Medicare is a governmental program which provides medical insurance coverage for retired persons over age 65 or for others who meet certain medical conditions, such as having a disability.
Medicare was signed into legislation in 1965 as an amendment to the Social Security program and is administered by the Center for Medicare and Medicaid Services (CMS) under the Department of Human Services.
Medicare provides medical insurance coverage for over 43 million Americans, many of whom would have no medical insurance. While not perfect, the Medicare program offers these millions of people relatively low cost basic insurance, but not much in the way of preventative care. For instance, Medicare does not pay for an annual physical, vision care or dental care.

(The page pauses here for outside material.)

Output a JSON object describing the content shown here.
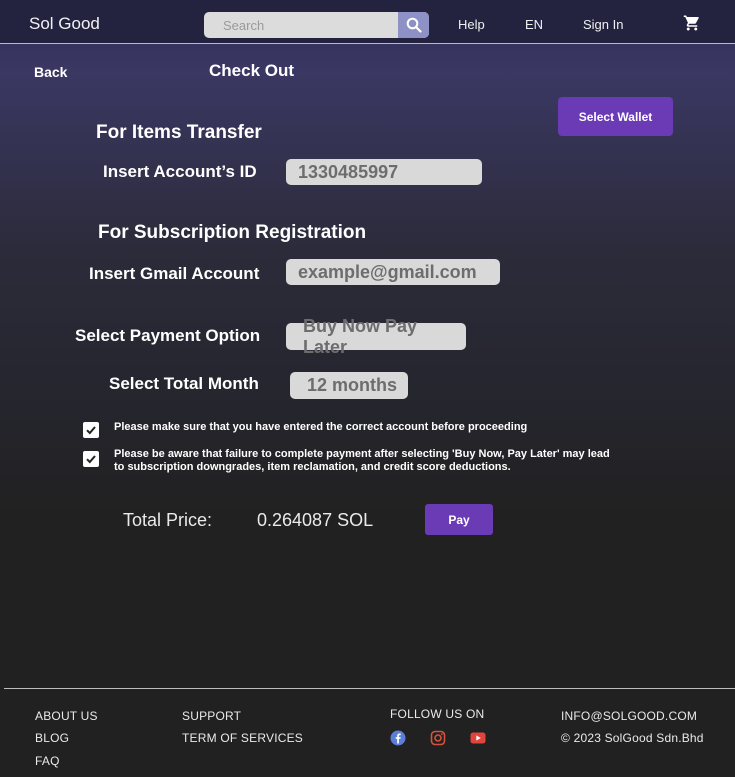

Speak With A Qualified Agent
Medicare is paid for through payroll tax deductions (FICA) equal to 2.9% of wages; the employee pays half and the employer pays half.
Finding the right Medicare Plan or Medicare Supplement Insurance is not an easy task with the multitude of Medicare Advantage and MediGAP Plans Options that there are. We always suggest speaking with a Live AHIP Certified and State Licensed Health Insurance Agent that will guide you through the WHOLE process from start to finish.
There are four “parts” to Medicare: Part A is hospital coverage, Part B is medical insurance, Part C is supplemental coverage and Part D is prescription insurance. Parts C and D are at an added cost and are not required. Neither Part A nor B pays 100% of medical costs; there is usually a premium, co-pay and a deductible. Some low-income people quality for Medicaid, which assists in paying part of or all of the out-of-pocket costs.
If you’re already getting benefits from Social Security or the Railroad Retirement Board (RRB), you’ll automatically get Part A and Part B starting the first day of the month you turn 65. (If your birthday is on the first day of the month, Part A and Part B will start the first day of the prior month.) If you’re under 65 and disabled, you’ll automatically get Part A and Part B after you get disability benefits from Social Security or certain disability benefits from the RRB for 24 months. If you have ALS (Amyotrophic Lateral Sclerosis, also called Lou Gehrig’s disease), you’ll get Part A and Part B automatically the month your Social Security disability benefits begin.